Temporal mandibular joint issues can create tension in the poll, and vice-versa says, equine bodywork therapist Jim Masterson. And conversely, pain or restriction in the poll will affect other parts of the body.
“Issues in your horse’s body have a way of reflecting in his poll and atlas,” explains Masterson. Therefore, tension and pain he might have from a sore back or compensation for pain in other places – such as the feet – is generally going to collect in these two hot spots.” And when the poll tightens up, pain radiates into the TMJ and jaw, Jim notes.
“It’s very common for me to find horses with excessive pain and tension in the poll due to sore front feet, who have corresponding pain and restriction in the TMJ, but who have regular dental work done with no serious dental issues.”
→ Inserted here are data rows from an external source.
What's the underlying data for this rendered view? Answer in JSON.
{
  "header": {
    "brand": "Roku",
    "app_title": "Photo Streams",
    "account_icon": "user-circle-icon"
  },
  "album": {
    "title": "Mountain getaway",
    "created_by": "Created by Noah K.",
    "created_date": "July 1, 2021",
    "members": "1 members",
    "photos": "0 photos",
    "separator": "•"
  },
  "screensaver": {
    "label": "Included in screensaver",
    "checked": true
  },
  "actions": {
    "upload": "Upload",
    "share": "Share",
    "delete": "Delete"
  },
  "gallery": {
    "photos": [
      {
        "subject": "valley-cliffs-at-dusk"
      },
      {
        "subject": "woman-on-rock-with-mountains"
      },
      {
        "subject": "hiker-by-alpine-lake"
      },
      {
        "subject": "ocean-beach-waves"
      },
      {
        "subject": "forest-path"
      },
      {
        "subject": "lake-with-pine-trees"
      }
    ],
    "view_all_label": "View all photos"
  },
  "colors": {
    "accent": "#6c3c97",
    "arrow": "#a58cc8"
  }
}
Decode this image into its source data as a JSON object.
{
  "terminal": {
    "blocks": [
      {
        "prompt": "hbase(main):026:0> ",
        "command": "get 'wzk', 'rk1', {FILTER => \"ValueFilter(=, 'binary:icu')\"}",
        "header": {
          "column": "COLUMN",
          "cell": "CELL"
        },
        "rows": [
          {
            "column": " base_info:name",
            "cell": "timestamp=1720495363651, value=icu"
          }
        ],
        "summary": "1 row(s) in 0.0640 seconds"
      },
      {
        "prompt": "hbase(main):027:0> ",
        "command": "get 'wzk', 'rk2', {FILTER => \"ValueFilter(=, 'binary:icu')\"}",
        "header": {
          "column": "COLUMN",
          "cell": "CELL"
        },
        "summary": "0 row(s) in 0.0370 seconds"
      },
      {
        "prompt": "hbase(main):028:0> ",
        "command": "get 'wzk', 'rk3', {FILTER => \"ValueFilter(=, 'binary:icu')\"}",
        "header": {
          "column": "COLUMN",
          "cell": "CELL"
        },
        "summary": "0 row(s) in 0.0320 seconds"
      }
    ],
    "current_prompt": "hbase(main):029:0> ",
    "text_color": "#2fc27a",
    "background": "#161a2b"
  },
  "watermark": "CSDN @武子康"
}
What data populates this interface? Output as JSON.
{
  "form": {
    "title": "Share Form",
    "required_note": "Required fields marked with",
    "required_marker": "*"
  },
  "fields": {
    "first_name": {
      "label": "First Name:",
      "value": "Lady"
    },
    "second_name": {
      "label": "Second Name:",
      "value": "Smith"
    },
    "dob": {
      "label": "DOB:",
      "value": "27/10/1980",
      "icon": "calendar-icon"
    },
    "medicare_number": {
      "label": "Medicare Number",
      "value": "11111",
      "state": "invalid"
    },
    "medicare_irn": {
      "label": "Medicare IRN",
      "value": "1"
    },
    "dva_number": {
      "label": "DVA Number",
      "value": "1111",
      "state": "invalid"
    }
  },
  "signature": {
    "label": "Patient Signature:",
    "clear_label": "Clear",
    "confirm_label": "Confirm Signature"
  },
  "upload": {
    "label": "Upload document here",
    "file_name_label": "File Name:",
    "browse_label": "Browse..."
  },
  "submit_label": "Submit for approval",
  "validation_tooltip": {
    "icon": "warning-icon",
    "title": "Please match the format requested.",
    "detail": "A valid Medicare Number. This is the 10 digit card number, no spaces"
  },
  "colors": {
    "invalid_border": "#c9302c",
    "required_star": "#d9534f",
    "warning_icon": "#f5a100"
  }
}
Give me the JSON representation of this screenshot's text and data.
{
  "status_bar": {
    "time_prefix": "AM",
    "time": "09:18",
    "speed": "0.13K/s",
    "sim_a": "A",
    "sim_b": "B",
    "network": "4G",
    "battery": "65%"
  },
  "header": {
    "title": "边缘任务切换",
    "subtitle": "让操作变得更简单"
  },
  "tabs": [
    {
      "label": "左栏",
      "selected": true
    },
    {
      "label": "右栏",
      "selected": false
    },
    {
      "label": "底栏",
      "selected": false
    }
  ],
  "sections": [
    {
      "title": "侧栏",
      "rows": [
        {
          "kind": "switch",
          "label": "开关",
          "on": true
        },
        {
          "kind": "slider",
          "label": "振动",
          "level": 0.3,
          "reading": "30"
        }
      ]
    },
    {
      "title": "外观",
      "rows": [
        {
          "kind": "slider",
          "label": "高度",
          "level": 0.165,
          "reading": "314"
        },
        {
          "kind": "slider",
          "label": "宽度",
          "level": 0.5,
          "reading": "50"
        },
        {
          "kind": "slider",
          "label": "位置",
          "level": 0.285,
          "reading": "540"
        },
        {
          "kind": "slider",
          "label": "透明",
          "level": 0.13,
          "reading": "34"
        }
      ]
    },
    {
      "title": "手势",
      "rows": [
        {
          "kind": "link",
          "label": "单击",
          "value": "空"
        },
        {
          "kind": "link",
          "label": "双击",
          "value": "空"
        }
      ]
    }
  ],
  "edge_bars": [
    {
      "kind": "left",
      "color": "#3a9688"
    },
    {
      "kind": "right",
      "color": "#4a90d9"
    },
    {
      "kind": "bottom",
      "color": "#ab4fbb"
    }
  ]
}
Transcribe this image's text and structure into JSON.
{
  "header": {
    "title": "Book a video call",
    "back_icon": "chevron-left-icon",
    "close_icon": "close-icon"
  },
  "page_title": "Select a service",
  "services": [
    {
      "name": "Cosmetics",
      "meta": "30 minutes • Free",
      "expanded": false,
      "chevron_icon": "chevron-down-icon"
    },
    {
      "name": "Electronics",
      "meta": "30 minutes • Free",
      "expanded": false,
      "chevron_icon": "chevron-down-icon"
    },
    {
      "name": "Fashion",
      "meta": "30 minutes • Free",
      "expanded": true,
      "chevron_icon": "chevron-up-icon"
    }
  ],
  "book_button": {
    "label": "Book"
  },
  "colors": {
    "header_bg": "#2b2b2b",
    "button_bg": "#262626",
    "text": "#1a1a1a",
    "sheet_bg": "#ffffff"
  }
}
Dental issues should be checked as the teeth themselves can be directly responsible for TMJ pain or restriction, suggests Masterson. Any horse, especially one that competes or performs for a living should be checked annually by a veterinarian dentist or a trained equine dental technician. Even after a dental problem is corrected, he says, it is a good idea to release the TMJ of any residual restriction.
Some causes of poll pain that can radiate to the TMJ can be rider-related, contends Masterson.
“Over-collection directly affects the poll and the TMJ through the use of the bit. Problems can also develop from using or overusing a bit that isn’t suited to a particular horse’s mouth, especially if dental issues already exist,” he notes.
According to Masterson, by releasing tension in the poll and atlas, you can help release tension in the TMJ. He suggests the following methods to effectively and safely loosen the TMJ, as well as keep healthy movement in the jaw. These exercises are designed to help release residual pain and tension, but are by no means a substitute for finding and eliminating primary causes of your horse’s TMJ discomfort, he stresses.
Masterson Method for TMJ #1
Place a thumb or fingers inside and on the roof—or palate—of your horse’s mouth, and hold it (them) gently there. This will cause your horse to lick, extend his tongue, and move his jaw from side to side, explains Masterson. Your horse will probably try to move his head around and get away at first, so keep one hand on his halter. This is not to keep your horse from pulling away but to enable you to go with him as he moves his head around.
“As your horse gets used to it, he will even start to enjoy it—especially as he begins to release tension in the TMJ from the movement.”
Masterson Method for TMJ #2
Place one or two fingertips very lightly right on the joint of the TMJ.
“This is using what I call air gap pressure, not to massage the area,” Masterson clarifies, “but to bring your horse’s attention to it.”
Keep your fingers very light; barely touching the hair. Once your horse has relaxed watch his eyes as you slowlyand lightly move your fingers around an area about the size of a nickel. Look for a blink in your horse’s eye.
“When you get a blink, stay on that spot—still barely touching the hair—and wait,” he says. “You may have to wait only five seconds, or you may have to wait 30 seconds, before your horse gives you another sign that he is releasing tension. This sign will most often be licking and chewing, or sometimes repeated yawning and shaking of the head.”
If your horse has pain in this area, cautions Masterson, he might not want you to do this. This can be a sign that he needs to release tension there, so stick with it. This above TMJ release techniques also serve as a good way to check for pain or restriction. If your horse gives you a subtle response such as blinking when you first put your fingers here, that means there is something there. If you stay long enough, he will show larger responses such as licking and chewing, shaking the head or yawning. This means he has released some tension.